Our goal is
to build a replica of traditional Kauai sleeping house - Hale Noa.
In Hawaii, historic places play the important role of tangibly linking the diverse modern population with Hawaii’s unique history. They simultaneously serve as places of memory for those who have always lived here while educating new comers about the islands’ collective history. Preservation is important; not only as a means to remember our past but to inspire our future.
Hale. (HAH- leh). Hawaiian word for house.
Ancient Hawaiians lived sustainably and recognized that human civilization is an integral part of the natural world.
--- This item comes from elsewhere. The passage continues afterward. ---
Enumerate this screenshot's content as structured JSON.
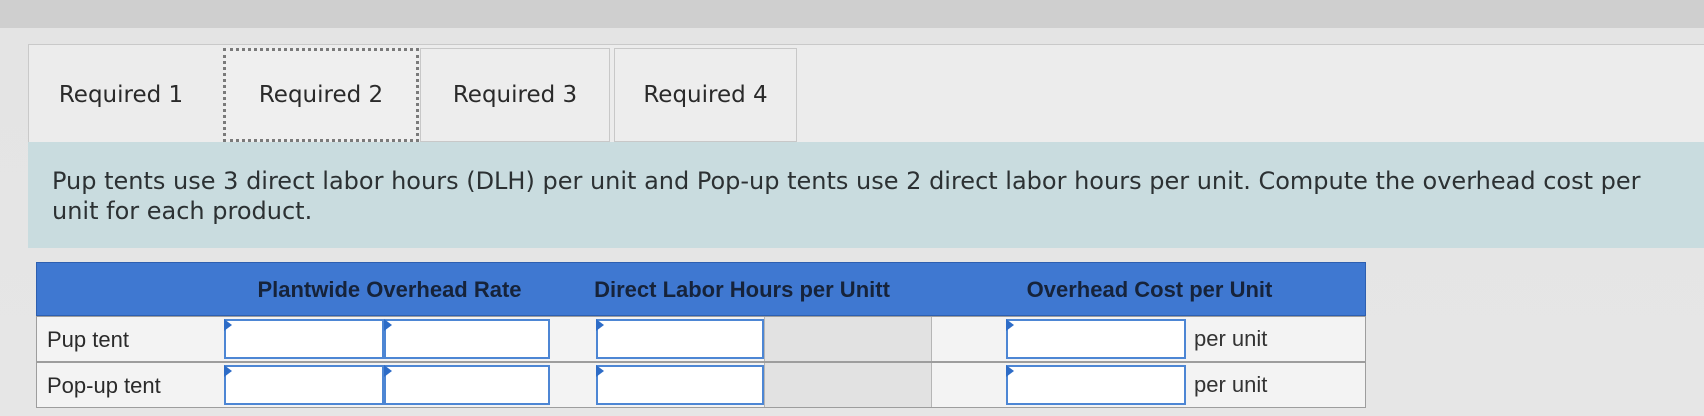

If the human community is to survive, the natural world and nature must be preserved and perpetuated.
The Hawaiian Hale exemplifies the concept of sustainable design.
Pursuing everyday activities in the midst of warm sunshine and gentle breezes ancient Hawaiians lived their lives mostly outdoors. The benign climate did not require a shelter of thick walls and insulation for protection against rough weather.
Traditional hale were constructed of native woods lashed together with cordage. Materials for thatching were provided by the renewable resource of plant leaves and grasses.
Ua mau ke ea o ka `aina i ka pono.
The life of the land is preserved in righteousness.
*402.3 Hale Noa. Hale Noa shall have at least two openings. One opening shall be at least 3 feet wide and 5 feet high, and the other opening shall be at least 2 feet wide and 3 feet high. Hale Noa shall be designed in accordance with the following schematics and illustrations. Structural components for Hale Noa shall meet the size and spacing requirements in Table X402.3(a). Foundations for Hale Noa shall be designed in accordance with Table X402.3(b).
*Kauaʻi County Code